Channel conflict between a manufacturer and their channel partners, or between channel partners themselves, can be a major source of frustration for all parties. While the complete elimination of channel conflict may not be a viable goal, some action to mitigate the worst of the impact is certainly required. Clear differentiation between channel partners and a clear focus on each partners unique value proposition for customers may be the key.
According to Kaplan and Norton “Strategy is based on a differentiated customer value proposition. Satisfying customers is the source of sustainable value creation.” Clearly any company that is going through a transformational strategy must also transform its value proposition in order to communicate this new relevance to customers.
A useful tool for conceptualising the value proposition for your company is something called the “Value Proposition Canvas” (see image below). On the right hand side is a chosen market segment, with the typical customer needs (jobs) in that segment along with gains they are seeking and pains they wish to void. On the left hand side are the company’s product and services, interpreted in the form of the gain creators and pain relievers which they can bring to that specific segment. The tool can be used to evaluate multiple market segments to understand how the company’s solutions might be most effective as Gain Creators or Pain Relievers for each particular niche.
Once the leadership team have identified a strong “fit” between both sides, they have the basis of a strong value proposition for the company.
It is critical that the transformational strategy is re-interpreted into the language of a new value proposition so that both staff and customers can understand and communicate it in terms of how it provides gains and solves pains for the customer.
According to the National Federation of Independent Business (NFIB), over the lifetime of a business only 39% are profitable, another 30% of businesses achieving break even, the other 30% lose money and 1% cannot say. Clearly, making a poor strategic choice for the direction of the business transformation will have disastrous consequences.

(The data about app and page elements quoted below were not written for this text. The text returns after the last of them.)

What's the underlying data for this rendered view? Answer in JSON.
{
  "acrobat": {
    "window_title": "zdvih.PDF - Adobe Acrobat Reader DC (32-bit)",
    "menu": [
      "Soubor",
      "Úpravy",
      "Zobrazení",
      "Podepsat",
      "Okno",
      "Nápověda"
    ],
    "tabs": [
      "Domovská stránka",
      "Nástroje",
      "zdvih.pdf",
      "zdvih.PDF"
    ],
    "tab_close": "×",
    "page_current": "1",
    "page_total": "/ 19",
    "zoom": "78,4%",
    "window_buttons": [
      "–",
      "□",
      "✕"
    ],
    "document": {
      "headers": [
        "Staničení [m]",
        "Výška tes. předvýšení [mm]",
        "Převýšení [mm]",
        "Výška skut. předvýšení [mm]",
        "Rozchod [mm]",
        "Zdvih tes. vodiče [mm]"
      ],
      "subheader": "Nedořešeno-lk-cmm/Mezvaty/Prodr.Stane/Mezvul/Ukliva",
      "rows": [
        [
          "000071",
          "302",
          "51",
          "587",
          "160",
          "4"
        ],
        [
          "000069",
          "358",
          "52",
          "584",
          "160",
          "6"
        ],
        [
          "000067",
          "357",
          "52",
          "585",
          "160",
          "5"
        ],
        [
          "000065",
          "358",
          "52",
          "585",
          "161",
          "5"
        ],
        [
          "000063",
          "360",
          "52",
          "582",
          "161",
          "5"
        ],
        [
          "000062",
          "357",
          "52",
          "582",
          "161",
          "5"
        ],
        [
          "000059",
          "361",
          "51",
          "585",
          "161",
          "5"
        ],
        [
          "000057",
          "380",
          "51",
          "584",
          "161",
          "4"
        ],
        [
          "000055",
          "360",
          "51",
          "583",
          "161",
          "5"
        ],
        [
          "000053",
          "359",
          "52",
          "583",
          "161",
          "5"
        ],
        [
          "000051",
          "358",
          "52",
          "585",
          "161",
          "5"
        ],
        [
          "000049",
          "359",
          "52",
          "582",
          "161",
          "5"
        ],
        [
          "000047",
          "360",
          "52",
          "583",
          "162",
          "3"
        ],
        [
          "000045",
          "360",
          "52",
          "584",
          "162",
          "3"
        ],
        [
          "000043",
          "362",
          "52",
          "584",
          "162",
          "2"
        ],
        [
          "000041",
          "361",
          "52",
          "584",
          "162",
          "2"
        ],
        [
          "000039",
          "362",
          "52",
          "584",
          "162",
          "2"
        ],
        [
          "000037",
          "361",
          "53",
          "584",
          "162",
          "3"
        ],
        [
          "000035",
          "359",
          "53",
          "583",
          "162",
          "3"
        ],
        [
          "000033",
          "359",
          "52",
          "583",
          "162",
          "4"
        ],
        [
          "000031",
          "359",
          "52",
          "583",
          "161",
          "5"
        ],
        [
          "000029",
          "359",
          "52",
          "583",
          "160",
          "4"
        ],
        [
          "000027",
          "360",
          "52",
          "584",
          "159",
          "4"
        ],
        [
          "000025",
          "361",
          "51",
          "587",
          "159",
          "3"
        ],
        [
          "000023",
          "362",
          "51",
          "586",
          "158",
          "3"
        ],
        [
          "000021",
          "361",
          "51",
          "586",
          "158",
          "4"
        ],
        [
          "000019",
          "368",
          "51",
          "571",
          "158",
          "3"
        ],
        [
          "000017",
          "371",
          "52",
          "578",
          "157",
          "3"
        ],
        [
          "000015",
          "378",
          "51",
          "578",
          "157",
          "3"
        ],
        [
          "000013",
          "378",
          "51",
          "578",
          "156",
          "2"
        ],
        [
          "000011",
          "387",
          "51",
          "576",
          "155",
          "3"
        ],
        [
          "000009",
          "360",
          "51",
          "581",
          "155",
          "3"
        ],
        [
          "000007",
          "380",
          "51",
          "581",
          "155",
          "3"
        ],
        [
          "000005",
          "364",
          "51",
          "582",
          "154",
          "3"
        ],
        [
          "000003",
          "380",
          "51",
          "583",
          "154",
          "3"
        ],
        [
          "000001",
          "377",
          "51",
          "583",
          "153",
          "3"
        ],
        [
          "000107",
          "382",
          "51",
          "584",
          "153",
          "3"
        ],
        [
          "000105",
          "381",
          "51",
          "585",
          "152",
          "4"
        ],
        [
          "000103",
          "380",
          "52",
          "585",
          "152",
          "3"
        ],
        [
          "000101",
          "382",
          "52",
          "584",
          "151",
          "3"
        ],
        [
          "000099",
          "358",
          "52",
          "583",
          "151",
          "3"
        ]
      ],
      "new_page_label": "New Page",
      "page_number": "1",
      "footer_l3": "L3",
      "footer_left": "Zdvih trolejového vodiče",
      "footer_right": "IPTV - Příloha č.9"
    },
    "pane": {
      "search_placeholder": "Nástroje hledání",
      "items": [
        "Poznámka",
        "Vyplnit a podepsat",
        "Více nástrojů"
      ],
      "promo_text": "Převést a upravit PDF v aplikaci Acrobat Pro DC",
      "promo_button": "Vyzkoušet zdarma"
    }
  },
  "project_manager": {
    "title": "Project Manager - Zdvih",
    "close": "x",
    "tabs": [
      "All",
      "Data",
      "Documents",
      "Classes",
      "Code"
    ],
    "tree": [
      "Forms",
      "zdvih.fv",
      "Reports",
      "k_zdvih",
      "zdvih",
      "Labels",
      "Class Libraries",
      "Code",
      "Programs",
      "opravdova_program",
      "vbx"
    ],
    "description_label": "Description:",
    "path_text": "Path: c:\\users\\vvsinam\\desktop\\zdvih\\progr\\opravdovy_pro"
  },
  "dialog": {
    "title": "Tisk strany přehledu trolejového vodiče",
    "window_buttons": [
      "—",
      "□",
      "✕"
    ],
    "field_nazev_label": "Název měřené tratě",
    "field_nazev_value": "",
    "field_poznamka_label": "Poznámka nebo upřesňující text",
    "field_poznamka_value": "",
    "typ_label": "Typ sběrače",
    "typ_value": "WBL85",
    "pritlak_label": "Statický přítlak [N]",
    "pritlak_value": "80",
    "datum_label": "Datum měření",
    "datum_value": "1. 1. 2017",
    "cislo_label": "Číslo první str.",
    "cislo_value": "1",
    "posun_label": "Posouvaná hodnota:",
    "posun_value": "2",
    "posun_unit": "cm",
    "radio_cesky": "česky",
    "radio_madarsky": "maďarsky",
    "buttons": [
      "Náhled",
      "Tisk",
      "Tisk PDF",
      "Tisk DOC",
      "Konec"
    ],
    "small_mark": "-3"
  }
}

In order for the executive team to make the best choice for the company they need to formally evaluate their strategic options, and determine which of these is the best “strategic fit” for the company going forward.
The Ansoff Matrix (also known as the Product/Market Expansion Grid) developed all the way back in 1957 still provides business leaders with a quick and simple way to think about the risks of growth. This tool allows the VAR leadership team to compare options from the perspective of Current versus New Products, and Current versus New Markets. The matrix is a useful way to analyse strategic options in terms of their risk profile.
The Matrix shows four strategies a VAR can use to grow. It also helps you analyze the risks associated with each one. The idea is that, each time you move into a new quadrant (horizontally or vertically), risk increases. This helps the channel sales leadership team weigh up the risks of each strategy and decide which strategic option best matches their risk appetite.
The tool outlines four generic strategies for growth:
Market penetration, in the lower left quadrant, is the safest of the four options. Here, you focus on expanding sales of your existing product in your existing market: you know the product works, and the market holds few surprises for you. This is not a serious option for a VAR seeking to transform their business.
Product development, in the lower right quadrant, is slightly more risky, because the VAR is introducing a new product into their existing market. It may be a product that they have developed themselves, or simply taking on new products from a different Vendor partner. This strategy also encompasses new licensing models e.g. selling the same product on a subscription model rather than the traditional licensing model.
With market development, in the upper left quadrant, the VAR is putting an existing product into an entirely new market. You can do this by finding a new use for the product, or by adding new features or benefits to it. For example, many ERP systems were once far beyond the budget of SME’s, but new licensing models made them more affordable for the “mid-market”.
Diversification, in the upper right quadrant, is the riskiest of the four options, because you’re introducing a new, unproven product into an entirely new market that you may not fully understand.
A word of caution must be highlighted for the expansionary channel partner who decides to pursue one of the higher risk strategies. They risk the all too common flaw of channel partners of becoming a “Jack of All Trades and Master of None”. This is the ultimate VAR-killer, as it leads to an undifferentiated market position and a “Me-Too” value proposition.
A major driver of channel conflict is the simple lack of clear differentiation between channel partners. Manufacturers need to help their channel partners understand the differentiated value that they bring to the market, and clearly carve out their own space in the marketplace. Using some of the above strategies will help channel partners to compete in market niches where they have clear differentiation based on their unique value proposition.